▶ _AIM OF THE EXERCISE_: What is needed here is an exact reprint of every record below.

------------------------------------

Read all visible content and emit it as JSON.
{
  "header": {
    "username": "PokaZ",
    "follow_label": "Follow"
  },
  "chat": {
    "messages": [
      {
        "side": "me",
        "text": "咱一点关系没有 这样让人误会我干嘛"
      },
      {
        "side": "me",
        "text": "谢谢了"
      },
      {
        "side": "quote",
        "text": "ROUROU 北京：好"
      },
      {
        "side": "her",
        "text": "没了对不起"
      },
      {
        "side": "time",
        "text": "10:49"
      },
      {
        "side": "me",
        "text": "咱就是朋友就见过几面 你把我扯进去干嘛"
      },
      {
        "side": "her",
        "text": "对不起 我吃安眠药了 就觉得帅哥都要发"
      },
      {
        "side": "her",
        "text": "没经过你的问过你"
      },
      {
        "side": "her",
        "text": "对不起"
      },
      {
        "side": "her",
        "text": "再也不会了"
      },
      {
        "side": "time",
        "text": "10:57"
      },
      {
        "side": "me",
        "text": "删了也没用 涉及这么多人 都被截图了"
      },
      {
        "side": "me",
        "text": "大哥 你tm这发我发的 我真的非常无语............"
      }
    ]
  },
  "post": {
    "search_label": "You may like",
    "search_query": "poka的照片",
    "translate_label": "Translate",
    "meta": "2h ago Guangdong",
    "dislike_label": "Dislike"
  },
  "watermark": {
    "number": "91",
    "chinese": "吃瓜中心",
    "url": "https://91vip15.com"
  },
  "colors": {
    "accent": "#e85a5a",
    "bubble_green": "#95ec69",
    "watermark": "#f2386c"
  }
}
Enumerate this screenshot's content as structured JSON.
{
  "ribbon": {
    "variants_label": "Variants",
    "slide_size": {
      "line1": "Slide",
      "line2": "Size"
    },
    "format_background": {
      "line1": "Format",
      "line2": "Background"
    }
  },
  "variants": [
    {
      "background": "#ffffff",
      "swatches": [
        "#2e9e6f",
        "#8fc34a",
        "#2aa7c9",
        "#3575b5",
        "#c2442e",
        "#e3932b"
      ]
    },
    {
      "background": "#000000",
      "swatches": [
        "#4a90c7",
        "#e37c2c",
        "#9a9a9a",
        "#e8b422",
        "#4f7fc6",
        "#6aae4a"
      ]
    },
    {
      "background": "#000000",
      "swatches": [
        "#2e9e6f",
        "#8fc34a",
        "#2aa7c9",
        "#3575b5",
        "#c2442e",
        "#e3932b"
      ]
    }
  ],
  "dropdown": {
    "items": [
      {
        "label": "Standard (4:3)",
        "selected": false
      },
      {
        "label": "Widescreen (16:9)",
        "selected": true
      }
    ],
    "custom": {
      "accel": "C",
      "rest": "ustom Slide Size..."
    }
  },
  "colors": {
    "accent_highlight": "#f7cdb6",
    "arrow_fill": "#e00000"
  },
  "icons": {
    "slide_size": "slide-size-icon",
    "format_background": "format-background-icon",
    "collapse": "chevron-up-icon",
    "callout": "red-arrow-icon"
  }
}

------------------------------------

▶ _EXERCISE ANSWER_:
Read all visible content and emit it as JSON.
{
  "header": {
    "username": "PokaZ",
    "follow_label": "Follow"
  },
  "chat": {
    "messages": [
      {
        "side": "me",
        "text": "咱一点关系没有 这样让人误会我干嘛"
      },
      {
        "side": "me",
        "text": "谢谢了"
      },
      {
        "side": "quote",
        "text": "ROUROU 北京：好"
      },
      {
        "side": "her",
        "text": "没了对不起"
      },
      {
        "side": "time",
        "text": "10:49"
      },
      {
        "side": "me",
        "text": "咱就是朋友就见过几面 你把我扯进去干嘛"
      },
      {
        "side": "her",
        "text": "对不起 我吃安眠药了 就觉得帅哥都要发"
      },
      {
        "side": "her",
        "text": "没经过你的问过你"
      },
      {
        "side": "her",
        "text": "对不起"
      },
      {
        "side": "her",
        "text": "再也不会了"
      },
      {
        "side": "time",
        "text": "10:57"
      },
      {
        "side": "me",
        "text": "删了也没用 涉及这么多人 都被截图了"
      },
      {
        "side": "me",
        "text": "大哥 你tm这发我发的 我真的非常无语............"
      }
    ]
  },
  "post": {
    "search_label": "You may like",
    "search_query": "poka的照片",
    "translate_label": "Translate",
    "meta": "2h ago Guangdong",
    "dislike_label": "Dislike"
  },
  "watermark": {
    "number": "91",
    "chinese": "吃瓜中心",
    "url": "https://91vip15.com"
  },
  "colors": {
    "accent": "#e85a5a",
    "bubble_green": "#95ec69",
    "watermark": "#f2386c"
  }
}
Enumerate this screenshot's content as structured JSON.
{
  "ribbon": {
    "variants_label": "Variants",
    "slide_size": {
      "line1": "Slide",
      "line2": "Size"
    },
    "format_background": {
      "line1": "Format",
      "line2": "Background"
    }
  },
  "variants": [
    {
      "background": "#ffffff",
      "swatches": [
        "#2e9e6f",
        "#8fc34a",
        "#2aa7c9",
        "#3575b5",
        "#c2442e",
        "#e3932b"
      ]
    },
    {
      "background": "#000000",
      "swatches": [
        "#4a90c7",
        "#e37c2c",
        "#9a9a9a",
        "#e8b422",
        "#4f7fc6",
        "#6aae4a"
      ]
    },
    {
      "background": "#000000",
      "swatches": [
        "#2e9e6f",
        "#8fc34a",
        "#2aa7c9",
        "#3575b5",
        "#c2442e",
        "#e3932b"
      ]
    }
  ],
  "dropdown": {
    "items": [
      {
        "label": "Standard (4:3)",
        "selected": false
      },
      {
        "label": "Widescreen (16:9)",
        "selected": true
      }
    ],
    "custom": {
      "accel": "C",
      "rest": "ustom Slide Size..."
    }
  },
  "colors": {
    "accent_highlight": "#f7cdb6",
    "arrow_fill": "#e00000"
  },
  "icons": {
    "slide_size": "slide-size-icon",
    "format_background": "format-background-icon",
    "collapse": "chevron-up-icon",
    "callout": "red-arrow-icon"
  }
}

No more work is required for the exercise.